When the tsunami in South Asia swept some 6 countries, killing 150,000 people — one third of them kids — it unleashed something else:
Scams involving children. There are many reports but perhaps the most troubling of them come from India and Sri Lanka.
From India, New Delhi’s Hindustan Times (where The Moderate Voice interned in 1972) reports that relatives are splitting up orphans so they can spread the wealth on relief money:
Aid groups and government officials are concerned that orphans are being split among relatives more eager to obtain money promised for tsunami survivors than to care for the children.
The paper gives some specific examples, then adds:
One Unicef official said a man, who turned up claiming to be an uncle of an orphaned boy turned out to be a fraud after the child refused to go with him.
"Obviously, these orphans are precious to their relatives and even others not related, for the money relief offered by the government," said S. Vidyaakar, founder-director of Madras-based ‘Udhavum Karangal’ (Helping Hands), a voluntary institution.
The organisation, which cares for destitute children, old people and the terminally ill, placed an advertisement in newspapers offering to take tsunami orphans into care. It received not a single response.
Vidyaakar, however, fears his time will come sooner than later, when the relatives grab the relief money and then dump the orphans on the road. "Then we will step in and take care of those unfortunate ones," he said.
"We are worried about the plight of these kids as we find in most cases that their relatives have staked claim over them only with an eye on the relief money from the government," said a state official at a relief camp.
Meanwhile, in Sri Lanka officials are on the lookout for child snatchers — who want to pick up kids and sell them. According to Sri Lanka’s Sunday Observer:

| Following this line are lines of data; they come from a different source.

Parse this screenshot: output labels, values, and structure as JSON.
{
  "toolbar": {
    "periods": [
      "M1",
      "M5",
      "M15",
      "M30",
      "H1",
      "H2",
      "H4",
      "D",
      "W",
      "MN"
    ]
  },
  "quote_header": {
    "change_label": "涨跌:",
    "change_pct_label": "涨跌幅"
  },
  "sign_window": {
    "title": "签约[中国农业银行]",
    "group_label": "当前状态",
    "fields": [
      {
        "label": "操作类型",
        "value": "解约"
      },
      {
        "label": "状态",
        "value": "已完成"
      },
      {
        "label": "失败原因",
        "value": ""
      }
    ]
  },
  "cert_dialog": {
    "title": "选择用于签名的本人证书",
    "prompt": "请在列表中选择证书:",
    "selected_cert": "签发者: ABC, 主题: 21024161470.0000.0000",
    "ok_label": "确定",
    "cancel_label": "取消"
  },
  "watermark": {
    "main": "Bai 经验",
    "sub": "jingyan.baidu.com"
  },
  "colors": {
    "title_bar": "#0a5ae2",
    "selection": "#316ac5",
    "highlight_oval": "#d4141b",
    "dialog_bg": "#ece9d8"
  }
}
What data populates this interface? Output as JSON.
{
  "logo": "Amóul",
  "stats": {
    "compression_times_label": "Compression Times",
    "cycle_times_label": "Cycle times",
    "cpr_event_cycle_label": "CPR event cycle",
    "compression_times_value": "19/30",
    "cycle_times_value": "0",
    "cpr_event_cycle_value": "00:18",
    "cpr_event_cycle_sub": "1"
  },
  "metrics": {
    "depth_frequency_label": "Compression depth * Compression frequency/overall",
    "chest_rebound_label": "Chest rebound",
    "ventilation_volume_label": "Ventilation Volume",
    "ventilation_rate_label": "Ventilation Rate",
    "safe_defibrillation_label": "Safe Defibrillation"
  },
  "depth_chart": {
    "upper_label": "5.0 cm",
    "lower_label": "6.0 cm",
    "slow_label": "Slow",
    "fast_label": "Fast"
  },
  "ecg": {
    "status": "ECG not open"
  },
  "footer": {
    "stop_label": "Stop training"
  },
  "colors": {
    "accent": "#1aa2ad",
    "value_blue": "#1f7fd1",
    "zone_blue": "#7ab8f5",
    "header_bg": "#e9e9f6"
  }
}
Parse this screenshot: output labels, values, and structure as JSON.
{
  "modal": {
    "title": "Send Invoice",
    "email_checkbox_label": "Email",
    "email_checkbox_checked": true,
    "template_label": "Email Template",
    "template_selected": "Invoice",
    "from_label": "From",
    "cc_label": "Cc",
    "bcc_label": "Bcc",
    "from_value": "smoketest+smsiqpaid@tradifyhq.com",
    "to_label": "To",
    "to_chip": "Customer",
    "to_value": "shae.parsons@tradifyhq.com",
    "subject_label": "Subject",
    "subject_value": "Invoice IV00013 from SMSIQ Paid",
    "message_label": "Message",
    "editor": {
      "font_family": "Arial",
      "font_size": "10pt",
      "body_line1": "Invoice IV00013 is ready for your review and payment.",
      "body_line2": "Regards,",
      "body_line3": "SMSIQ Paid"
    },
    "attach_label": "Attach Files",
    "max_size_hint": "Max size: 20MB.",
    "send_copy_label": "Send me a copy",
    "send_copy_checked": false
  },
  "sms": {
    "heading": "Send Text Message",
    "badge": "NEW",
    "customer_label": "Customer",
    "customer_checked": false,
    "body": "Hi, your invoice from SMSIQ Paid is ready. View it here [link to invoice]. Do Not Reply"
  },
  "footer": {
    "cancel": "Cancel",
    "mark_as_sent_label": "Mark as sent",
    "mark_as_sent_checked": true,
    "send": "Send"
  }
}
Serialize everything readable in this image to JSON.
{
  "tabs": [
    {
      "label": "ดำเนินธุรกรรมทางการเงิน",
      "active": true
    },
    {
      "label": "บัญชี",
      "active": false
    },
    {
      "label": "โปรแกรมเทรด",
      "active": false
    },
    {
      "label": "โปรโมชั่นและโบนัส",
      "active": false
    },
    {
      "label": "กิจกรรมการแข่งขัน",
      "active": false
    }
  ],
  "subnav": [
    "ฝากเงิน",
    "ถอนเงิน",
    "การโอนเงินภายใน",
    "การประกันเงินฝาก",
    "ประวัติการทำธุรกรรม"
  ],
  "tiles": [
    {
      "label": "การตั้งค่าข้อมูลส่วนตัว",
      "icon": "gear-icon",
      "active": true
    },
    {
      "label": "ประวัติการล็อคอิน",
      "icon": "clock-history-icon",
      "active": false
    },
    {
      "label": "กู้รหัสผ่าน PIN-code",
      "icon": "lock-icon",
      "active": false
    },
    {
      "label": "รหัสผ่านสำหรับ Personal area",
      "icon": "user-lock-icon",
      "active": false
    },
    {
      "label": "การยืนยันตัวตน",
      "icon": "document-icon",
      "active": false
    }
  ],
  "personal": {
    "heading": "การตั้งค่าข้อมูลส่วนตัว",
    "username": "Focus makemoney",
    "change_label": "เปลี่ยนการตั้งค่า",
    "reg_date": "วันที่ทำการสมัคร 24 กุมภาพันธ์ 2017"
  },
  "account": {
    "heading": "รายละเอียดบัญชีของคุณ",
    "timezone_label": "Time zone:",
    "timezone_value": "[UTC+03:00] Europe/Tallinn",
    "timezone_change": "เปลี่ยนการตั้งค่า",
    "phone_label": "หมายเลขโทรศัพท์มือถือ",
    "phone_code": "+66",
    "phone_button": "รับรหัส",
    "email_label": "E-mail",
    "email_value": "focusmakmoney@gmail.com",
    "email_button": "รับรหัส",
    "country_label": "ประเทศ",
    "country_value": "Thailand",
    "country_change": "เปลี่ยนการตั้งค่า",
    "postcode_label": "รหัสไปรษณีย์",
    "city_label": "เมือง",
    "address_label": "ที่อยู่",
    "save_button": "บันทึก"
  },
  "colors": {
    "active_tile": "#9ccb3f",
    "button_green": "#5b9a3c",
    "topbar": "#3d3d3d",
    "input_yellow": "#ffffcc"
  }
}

The Government Medical Officer’s Association (GMOA) warns of attempts of some people to ‘snatch’ little children, who have become parentless and homeless due to tsunami waves and requests the government to take immediate action to open separate probation units in nearby base hospitals in affected areas to provide temporary security for these children.
The GMOA says that they have information about some people who tried to sell children in refugee camps in Hambantota and Galle. "Some identifying themselves as children’s guardians and others as relatives have tried to sell them. Some tried to give the infants for adoption", Dr. Uditha Herath of the GMOA, said.
UPDATE: Wizbang has some additional info about tsunami related problems that are popping up.